(WHAT THE TASK ASKS) Copy each line below containing "pinyin".
*** Opening SOURCE DATA ***
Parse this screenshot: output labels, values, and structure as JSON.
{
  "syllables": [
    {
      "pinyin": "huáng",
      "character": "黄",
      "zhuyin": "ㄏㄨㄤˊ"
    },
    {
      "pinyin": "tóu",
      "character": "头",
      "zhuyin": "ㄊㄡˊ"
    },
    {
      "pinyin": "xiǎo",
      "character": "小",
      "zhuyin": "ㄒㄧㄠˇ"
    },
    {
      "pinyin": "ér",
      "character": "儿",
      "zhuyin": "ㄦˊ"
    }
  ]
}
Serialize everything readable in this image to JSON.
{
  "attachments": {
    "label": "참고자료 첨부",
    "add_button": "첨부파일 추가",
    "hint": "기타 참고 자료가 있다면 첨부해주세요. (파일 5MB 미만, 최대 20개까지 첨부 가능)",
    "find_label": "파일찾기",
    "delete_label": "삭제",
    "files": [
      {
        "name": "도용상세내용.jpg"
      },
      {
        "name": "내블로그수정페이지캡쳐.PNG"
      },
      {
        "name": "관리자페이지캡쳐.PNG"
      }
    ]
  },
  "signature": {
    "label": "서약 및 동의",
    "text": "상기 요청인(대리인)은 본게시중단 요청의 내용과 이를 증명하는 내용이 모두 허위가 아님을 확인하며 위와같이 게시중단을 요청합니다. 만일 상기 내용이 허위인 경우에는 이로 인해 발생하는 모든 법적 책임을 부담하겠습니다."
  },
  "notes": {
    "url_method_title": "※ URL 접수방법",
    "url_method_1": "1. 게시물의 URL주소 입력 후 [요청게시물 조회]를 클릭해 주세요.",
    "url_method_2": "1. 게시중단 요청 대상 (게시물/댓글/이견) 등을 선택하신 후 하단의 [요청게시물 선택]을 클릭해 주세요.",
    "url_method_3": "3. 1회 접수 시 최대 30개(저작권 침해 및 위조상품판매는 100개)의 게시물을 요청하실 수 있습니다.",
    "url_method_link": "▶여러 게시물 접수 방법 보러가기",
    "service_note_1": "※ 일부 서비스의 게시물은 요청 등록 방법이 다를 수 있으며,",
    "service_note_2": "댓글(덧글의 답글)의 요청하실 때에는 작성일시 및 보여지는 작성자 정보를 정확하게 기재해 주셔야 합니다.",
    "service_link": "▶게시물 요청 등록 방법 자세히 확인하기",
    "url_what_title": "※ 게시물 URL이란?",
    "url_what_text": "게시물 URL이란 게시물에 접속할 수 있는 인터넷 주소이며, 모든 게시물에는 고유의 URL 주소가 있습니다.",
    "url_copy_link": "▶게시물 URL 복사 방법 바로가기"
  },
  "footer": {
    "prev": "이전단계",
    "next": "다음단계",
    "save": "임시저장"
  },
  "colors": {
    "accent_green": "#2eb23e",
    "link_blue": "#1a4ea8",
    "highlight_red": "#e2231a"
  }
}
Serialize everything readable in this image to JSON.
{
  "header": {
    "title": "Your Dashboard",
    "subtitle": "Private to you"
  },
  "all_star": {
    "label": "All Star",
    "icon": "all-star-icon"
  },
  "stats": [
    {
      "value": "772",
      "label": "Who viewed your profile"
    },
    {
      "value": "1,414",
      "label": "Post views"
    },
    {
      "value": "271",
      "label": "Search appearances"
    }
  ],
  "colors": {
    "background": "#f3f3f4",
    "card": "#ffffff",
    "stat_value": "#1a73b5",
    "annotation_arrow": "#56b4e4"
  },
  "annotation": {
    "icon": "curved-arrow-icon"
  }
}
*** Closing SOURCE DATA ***
(TASK OUTPUT)
      "pinyin": "huáng",
      "pinyin": "tóu",
      "pinyin": "xiǎo",
      "pinyin": "ér",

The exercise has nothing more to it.